Web graphics are not nearly as demanding as print, so if all you're doing is web work, I don't recommend spending the extra $$ on Photoshop. (I love photoshop. It's what I've used for years... However I also do print design, and my boss pays for my software.)
If you're really on a budget, but you still want to do a lot of photographic work, get PaintShopPro. It's cheapest by far, and I've never heard of any serious drawbacks to using PSP for web graphics.
Bottom line is not what software you use, it's what results you get. You can make terrific looking web graphics with any of those three programs... and you can make really lousy looking ones too. ;)
| 2:07 am on Jul 24, 2002 (gmt 0)|
I agree with Mivox: use what you like; if you have any talent at all, the results can be stellar! Seriously, all the mentioned programs are very good and each has a very loyal following. Each can do various things "better" than the other in terms of ease, but all can produce great web graphics.

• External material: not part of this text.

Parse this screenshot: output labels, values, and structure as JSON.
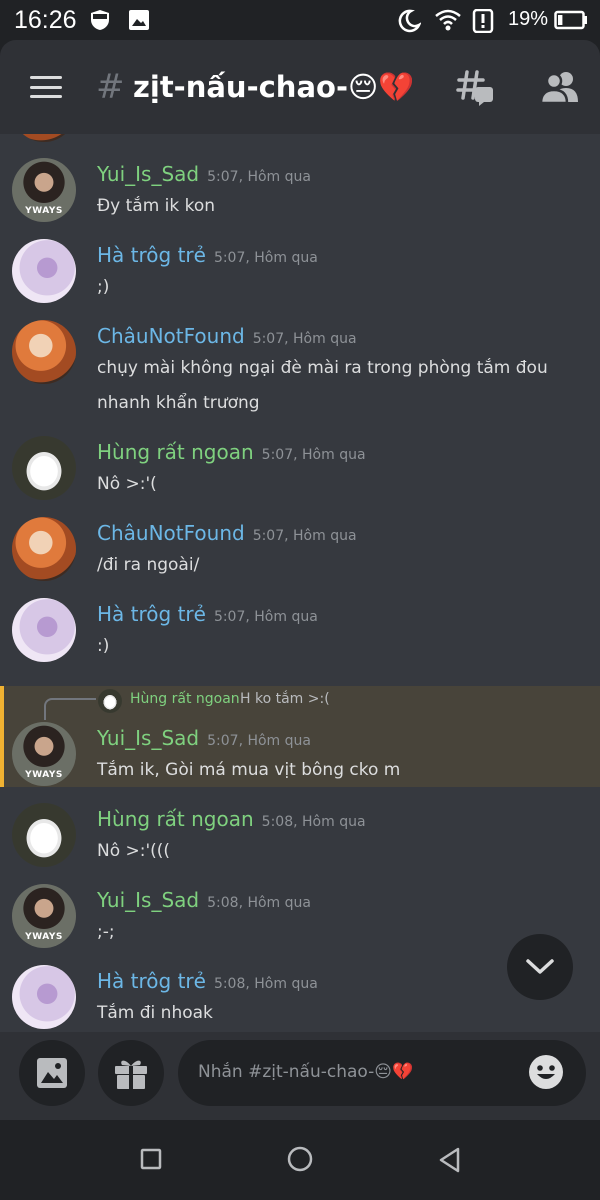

I use Photoshop because I've learned to be flexible: I can do what I did in Firworks, and what I used to do working with Corel Photo Paint. Before I got into the "comfort zone" I would switch back and forth between programs, doing "this in that one" and "that in this one..." sometimes I would fire up the other one just to keep the dust off of it. But now I save time working almost exclusively with a single program.
Could I use Fireworks in place of Photoshop? Of course... anyone could. The key is learning to use the tool - and the talent behind it. Pick a program, they are all good. Learn it, enjoy it... create!
| 9:06 am on Jul 24, 2002 (gmt 0)|
>>Fireworks vs. Photoshop
I don't understand the comparison, I always thought Photoshop was a completley different application.
Adobe ImageReady is the closest thing to Fireworks.
| 9:12 am on Jul 24, 2002 (gmt 0)|
I have both Photoshop and Fireworks, and I will always use PS. This could be down to force of habit, but I think that the power and flexibility of Photoshop wins out every time for me. The Save For Web option has fantastic compression techniques, so I don't think that FW has it there.
However, the rise in popularity of the PNG format - the proprietary FW file format - I think will lead to a rise in FW's fortune.
If I'm trying to make changes to their code, I find the PS produced code easy to pick my way through... in comparison the FW produced code is a nightmare.
Just my €0.02
| 9:30 am on Jul 24, 2002 (gmt 0)|
As a user of both programs (FW4,PS5.5), I have always used Photoshop for image adjustments (color curves, retouching, etc) and Fireworks for actually producing web graphics and images, it has had better text and vector controls, and better compression. But the new FireworksMX has improved filters, and while it is not the program to remove a background, say, is excellent for most tasks that do not require print resolutions. Have not tried the latest photoshop.
| 12:51 pm on Jul 24, 2002 (gmt 0)|
Photoshop 6 is what lured me away from Fireworks. Up until the v.6 release I used both programs depending on what I wanted to accomplish. Fireworks was my prefered program for create text and text effects.
Photoshop 6 was designed to add to and enhance the web graphic aspect of Adobe's flagship program. The layer control and enhanced text abilities did it for me. From that point on, I began to use Photoshop almost exclusively.